■ **Aim of the exercise**: Every line of the data that contains the string "this" must be copied.

■ **Provided material**:
# # # #

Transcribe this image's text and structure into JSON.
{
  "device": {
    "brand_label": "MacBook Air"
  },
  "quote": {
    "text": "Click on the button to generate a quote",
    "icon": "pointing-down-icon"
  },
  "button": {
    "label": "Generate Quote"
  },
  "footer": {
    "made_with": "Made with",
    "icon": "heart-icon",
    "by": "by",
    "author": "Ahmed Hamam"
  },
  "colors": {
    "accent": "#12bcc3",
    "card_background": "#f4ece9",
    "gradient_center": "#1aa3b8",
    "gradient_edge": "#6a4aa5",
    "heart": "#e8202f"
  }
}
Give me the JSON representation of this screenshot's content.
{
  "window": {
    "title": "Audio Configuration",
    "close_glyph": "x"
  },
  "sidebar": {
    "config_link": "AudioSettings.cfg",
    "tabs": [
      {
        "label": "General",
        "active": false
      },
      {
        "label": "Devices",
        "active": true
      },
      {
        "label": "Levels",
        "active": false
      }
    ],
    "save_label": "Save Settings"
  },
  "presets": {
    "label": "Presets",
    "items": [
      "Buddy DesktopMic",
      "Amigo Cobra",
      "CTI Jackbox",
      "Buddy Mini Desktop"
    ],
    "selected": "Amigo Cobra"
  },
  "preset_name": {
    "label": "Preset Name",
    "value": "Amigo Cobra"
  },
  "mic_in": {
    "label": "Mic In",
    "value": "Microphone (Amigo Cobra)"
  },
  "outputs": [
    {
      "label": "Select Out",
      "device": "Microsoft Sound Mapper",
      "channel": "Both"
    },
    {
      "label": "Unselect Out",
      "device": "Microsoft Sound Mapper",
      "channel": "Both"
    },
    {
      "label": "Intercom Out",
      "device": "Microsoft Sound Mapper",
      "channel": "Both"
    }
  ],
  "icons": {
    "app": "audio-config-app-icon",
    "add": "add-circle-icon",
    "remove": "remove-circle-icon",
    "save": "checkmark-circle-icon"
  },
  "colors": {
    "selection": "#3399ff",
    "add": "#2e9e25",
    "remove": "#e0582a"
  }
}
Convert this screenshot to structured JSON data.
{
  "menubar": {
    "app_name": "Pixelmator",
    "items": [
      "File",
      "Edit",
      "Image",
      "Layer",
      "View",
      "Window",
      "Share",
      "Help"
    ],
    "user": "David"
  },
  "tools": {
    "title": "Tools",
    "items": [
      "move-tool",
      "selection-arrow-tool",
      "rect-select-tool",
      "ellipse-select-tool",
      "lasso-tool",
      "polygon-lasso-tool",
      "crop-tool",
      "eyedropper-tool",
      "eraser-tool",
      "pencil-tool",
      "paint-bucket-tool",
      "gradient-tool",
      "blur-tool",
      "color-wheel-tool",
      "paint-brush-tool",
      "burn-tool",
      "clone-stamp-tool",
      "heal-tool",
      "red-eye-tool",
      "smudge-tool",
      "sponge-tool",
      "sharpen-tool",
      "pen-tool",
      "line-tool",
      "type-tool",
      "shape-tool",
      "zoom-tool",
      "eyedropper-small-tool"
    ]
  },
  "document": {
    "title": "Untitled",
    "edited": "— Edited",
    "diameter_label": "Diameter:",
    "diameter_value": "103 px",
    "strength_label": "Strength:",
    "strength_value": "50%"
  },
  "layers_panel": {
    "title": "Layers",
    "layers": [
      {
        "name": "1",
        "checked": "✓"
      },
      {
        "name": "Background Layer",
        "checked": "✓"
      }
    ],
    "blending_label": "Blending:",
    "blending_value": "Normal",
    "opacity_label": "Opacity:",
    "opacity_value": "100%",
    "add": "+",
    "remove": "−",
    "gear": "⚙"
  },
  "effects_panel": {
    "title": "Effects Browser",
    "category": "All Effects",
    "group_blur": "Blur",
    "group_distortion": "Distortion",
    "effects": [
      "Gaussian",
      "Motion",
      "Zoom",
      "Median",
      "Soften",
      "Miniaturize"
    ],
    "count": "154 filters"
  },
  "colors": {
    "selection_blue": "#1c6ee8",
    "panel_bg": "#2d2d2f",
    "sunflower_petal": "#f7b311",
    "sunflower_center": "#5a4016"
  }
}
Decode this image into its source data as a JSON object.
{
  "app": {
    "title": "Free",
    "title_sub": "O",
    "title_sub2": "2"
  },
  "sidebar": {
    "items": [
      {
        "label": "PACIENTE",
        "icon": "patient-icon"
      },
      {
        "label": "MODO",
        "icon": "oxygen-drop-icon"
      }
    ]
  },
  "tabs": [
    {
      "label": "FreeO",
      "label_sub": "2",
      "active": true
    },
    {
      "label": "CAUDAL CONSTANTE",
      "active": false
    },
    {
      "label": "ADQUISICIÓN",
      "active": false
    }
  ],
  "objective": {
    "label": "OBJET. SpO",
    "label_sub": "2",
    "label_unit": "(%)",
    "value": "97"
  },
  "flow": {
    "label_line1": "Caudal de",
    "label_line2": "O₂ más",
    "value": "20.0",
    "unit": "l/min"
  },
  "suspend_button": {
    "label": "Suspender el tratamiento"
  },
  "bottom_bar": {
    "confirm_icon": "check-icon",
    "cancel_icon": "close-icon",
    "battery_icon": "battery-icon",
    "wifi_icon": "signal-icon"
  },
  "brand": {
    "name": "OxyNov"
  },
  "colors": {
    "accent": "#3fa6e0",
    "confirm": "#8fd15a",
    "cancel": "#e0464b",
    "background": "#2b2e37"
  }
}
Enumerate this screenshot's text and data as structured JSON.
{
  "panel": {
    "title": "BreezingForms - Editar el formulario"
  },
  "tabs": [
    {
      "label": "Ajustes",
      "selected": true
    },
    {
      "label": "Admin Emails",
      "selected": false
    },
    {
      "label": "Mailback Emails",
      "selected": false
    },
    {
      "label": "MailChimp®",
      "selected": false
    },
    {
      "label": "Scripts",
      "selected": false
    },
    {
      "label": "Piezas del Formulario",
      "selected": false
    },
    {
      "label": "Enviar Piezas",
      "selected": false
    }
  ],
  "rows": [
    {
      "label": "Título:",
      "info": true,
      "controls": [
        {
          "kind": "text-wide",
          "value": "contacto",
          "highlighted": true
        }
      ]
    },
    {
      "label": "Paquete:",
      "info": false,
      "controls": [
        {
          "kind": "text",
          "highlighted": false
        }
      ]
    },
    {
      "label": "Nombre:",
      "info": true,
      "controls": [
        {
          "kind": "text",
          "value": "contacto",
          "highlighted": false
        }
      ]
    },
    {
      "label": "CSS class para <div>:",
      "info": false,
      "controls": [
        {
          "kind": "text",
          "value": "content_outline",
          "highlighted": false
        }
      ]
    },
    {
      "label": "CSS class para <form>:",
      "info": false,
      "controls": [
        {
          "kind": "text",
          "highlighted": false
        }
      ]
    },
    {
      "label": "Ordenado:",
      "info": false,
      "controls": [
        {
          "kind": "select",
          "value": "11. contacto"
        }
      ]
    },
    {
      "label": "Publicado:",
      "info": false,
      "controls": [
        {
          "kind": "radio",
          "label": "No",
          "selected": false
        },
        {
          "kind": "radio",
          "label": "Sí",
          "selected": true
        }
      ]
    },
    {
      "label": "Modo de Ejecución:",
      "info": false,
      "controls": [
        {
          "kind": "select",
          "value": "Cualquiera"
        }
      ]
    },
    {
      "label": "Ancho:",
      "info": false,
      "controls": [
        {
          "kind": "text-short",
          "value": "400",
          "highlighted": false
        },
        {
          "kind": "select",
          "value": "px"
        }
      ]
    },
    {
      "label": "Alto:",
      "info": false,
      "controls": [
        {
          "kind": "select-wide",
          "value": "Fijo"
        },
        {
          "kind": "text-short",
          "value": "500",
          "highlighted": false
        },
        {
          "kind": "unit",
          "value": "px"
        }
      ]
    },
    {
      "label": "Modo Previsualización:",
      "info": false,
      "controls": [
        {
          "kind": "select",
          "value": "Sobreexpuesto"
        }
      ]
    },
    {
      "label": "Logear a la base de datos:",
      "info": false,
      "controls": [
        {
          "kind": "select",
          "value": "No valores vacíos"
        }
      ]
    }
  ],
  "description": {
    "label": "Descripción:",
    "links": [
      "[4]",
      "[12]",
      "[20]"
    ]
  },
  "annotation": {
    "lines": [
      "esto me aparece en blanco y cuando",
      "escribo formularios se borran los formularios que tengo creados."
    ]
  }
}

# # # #

■ **Task result**:
Transcribe this image's text and structure into JSON.
Give me the JSON representation of this screenshot's content.
Convert this screenshot to structured JSON data.
Decode this image into its source data as a JSON object.
Enumerate this screenshot's text and data as structured JSON.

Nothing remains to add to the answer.